(Records contained in a dataset)

BEGIN

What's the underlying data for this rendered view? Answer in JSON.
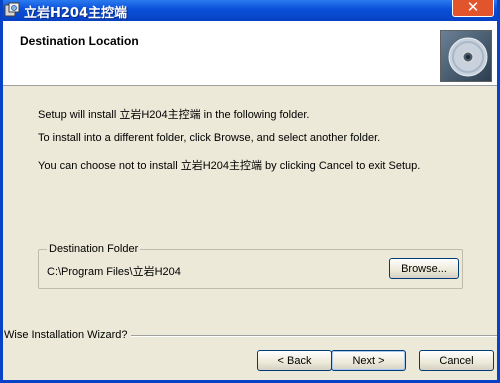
{
  "window": {
    "title": "立岩H204主控端",
    "close_glyph": "✕"
  },
  "header": {
    "title": "Destination Location",
    "image_icon": "cd-disc-icon"
  },
  "body": {
    "line1": "Setup will install 立岩H204主控端 in the following folder.",
    "line2": "To install into a different folder, click Browse, and select another folder.",
    "line3": "You can choose not to install 立岩H204主控端 by clicking Cancel to exit Setup."
  },
  "destination": {
    "group_label": "Destination Folder",
    "path": "C:\\Program Files\\立岩H204",
    "browse_label": "Browse..."
  },
  "footer": {
    "wizard_label": "Wise Installation Wizard?",
    "back_label": "< Back",
    "next_label": "Next >",
    "cancel_label": "Cancel"
  }
}
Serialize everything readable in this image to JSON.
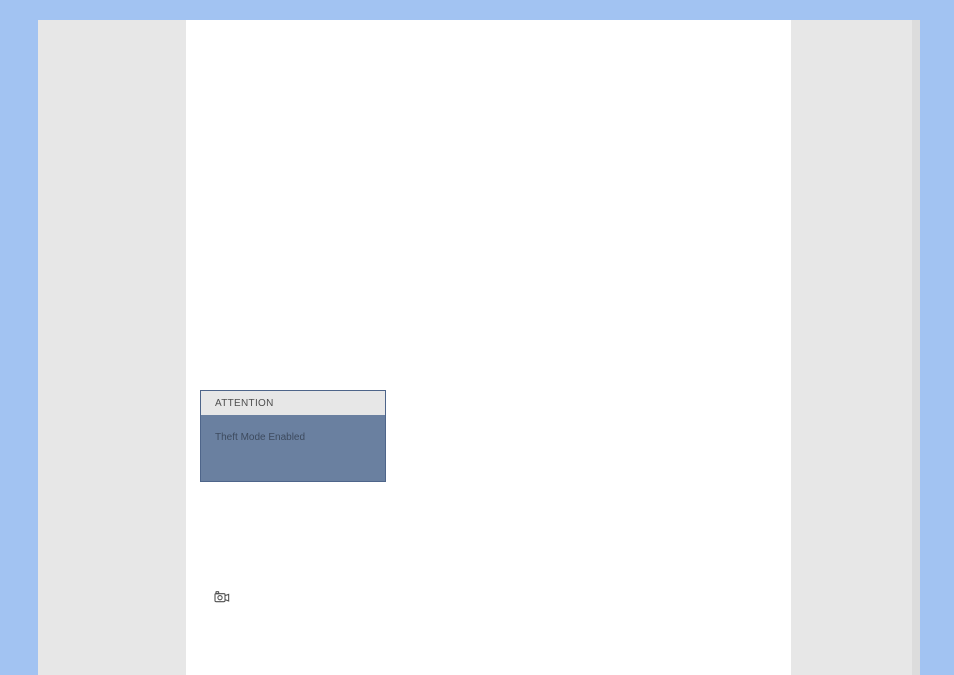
{
  "notice": {
    "header": "ATTENTION",
    "body": "Theft Mode Enabled"
  }
}
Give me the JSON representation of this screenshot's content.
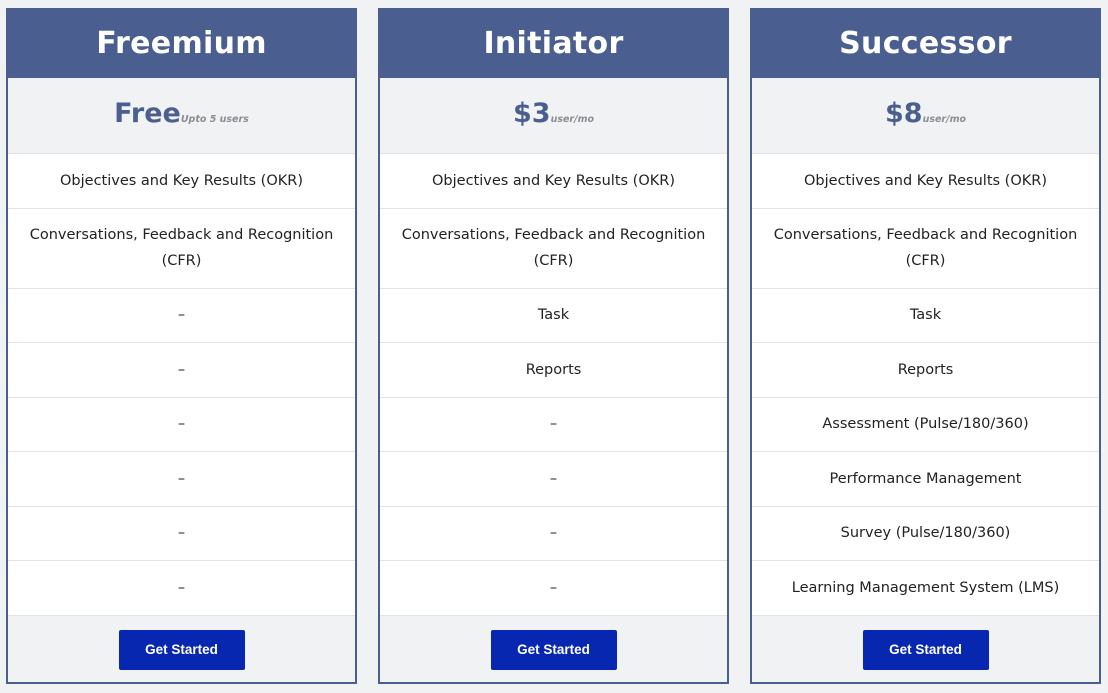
{
  "colors": {
    "header_bg": "#4a5f8f",
    "price_text": "#4a5f8f",
    "button_bg": "#0727b0",
    "row_alt_bg": "#f1f2f4"
  },
  "plans": [
    {
      "name": "Freemium",
      "price": "Free",
      "price_note": "Upto 5 users",
      "features": [
        "Objectives and Key Results (OKR)",
        "Conversations, Feedback and Recognition (CFR)",
        "–",
        "–",
        "–",
        "–",
        "–",
        "–"
      ],
      "cta": "Get Started"
    },
    {
      "name": "Initiator",
      "price": "$3",
      "price_note": "user/mo",
      "features": [
        "Objectives and Key Results (OKR)",
        "Conversations, Feedback and Recognition (CFR)",
        "Task",
        "Reports",
        "–",
        "–",
        "–",
        "–"
      ],
      "cta": "Get Started"
    },
    {
      "name": "Successor",
      "price": "$8",
      "price_note": "user/mo",
      "features": [
        "Objectives and Key Results (OKR)",
        "Conversations, Feedback and Recognition (CFR)",
        "Task",
        "Reports",
        "Assessment (Pulse/180/360)",
        "Performance Management",
        "Survey (Pulse/180/360)",
        "Learning Management System (LMS)"
      ],
      "cta": "Get Started"
    }
  ]
}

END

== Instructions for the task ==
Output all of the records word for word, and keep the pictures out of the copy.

== Task solution ==
What's the underlying data for this rendered view? Answer in JSON.
{
  "window": {
    "title": "立岩H204主控端",
    "close_glyph": "✕"
  },
  "header": {
    "title": "Destination Location",
    "image_icon": "cd-disc-icon"
  },
  "body": {
    "line1": "Setup will install 立岩H204主控端 in the following folder.",
    "line2": "To install into a different folder, click Browse, and select another folder.",
    "line3": "You can choose not to install 立岩H204主控端 by clicking Cancel to exit Setup."
  },
  "destination": {
    "group_label": "Destination Folder",
    "path": "C:\\Program Files\\立岩H204",
    "browse_label": "Browse..."
  },
  "footer": {
    "wizard_label": "Wise Installation Wizard?",
    "back_label": "< Back",
    "next_label": "Next >",
    "cancel_label": "Cancel"
  }
}
Serialize everything readable in this image to JSON.
{
  "notice": {
    "header": "ATTENTION",
    "body": "Theft Mode Enabled"
  }
}
Give me the JSON representation of this screenshot's content.
{
  "colors": {
    "header_bg": "#4a5f8f",
    "price_text": "#4a5f8f",
    "button_bg": "#0727b0",
    "row_alt_bg": "#f1f2f4"
  },
  "plans": [
    {
      "name": "Freemium",
      "price": "Free",
      "price_note": "Upto 5 users",
      "features": [
        "Objectives and Key Results (OKR)",
        "Conversations, Feedback and Recognition (CFR)",
        "–",
        "–",
        "–",
        "–",
        "–",
        "–"
      ],
      "cta": "Get Started"
    },
    {
      "name": "Initiator",
      "price": "$3",
      "price_note": "user/mo",
      "features": [
        "Objectives and Key Results (OKR)",
        "Conversations, Feedback and Recognition (CFR)",
        "Task",
        "Reports",
        "–",
        "–",
        "–",
        "–"
      ],
      "cta": "Get Started"
    },
    {
      "name": "Successor",
      "price": "$8",
      "price_note": "user/mo",
      "features": [
        "Objectives and Key Results (OKR)",
        "Conversations, Feedback and Recognition (CFR)",
        "Task",
        "Reports",
        "Assessment (Pulse/180/360)",
        "Performance Management",
        "Survey (Pulse/180/360)",
        "Learning Management System (LMS)"
      ],
      "cta": "Get Started"
    }
  ]
}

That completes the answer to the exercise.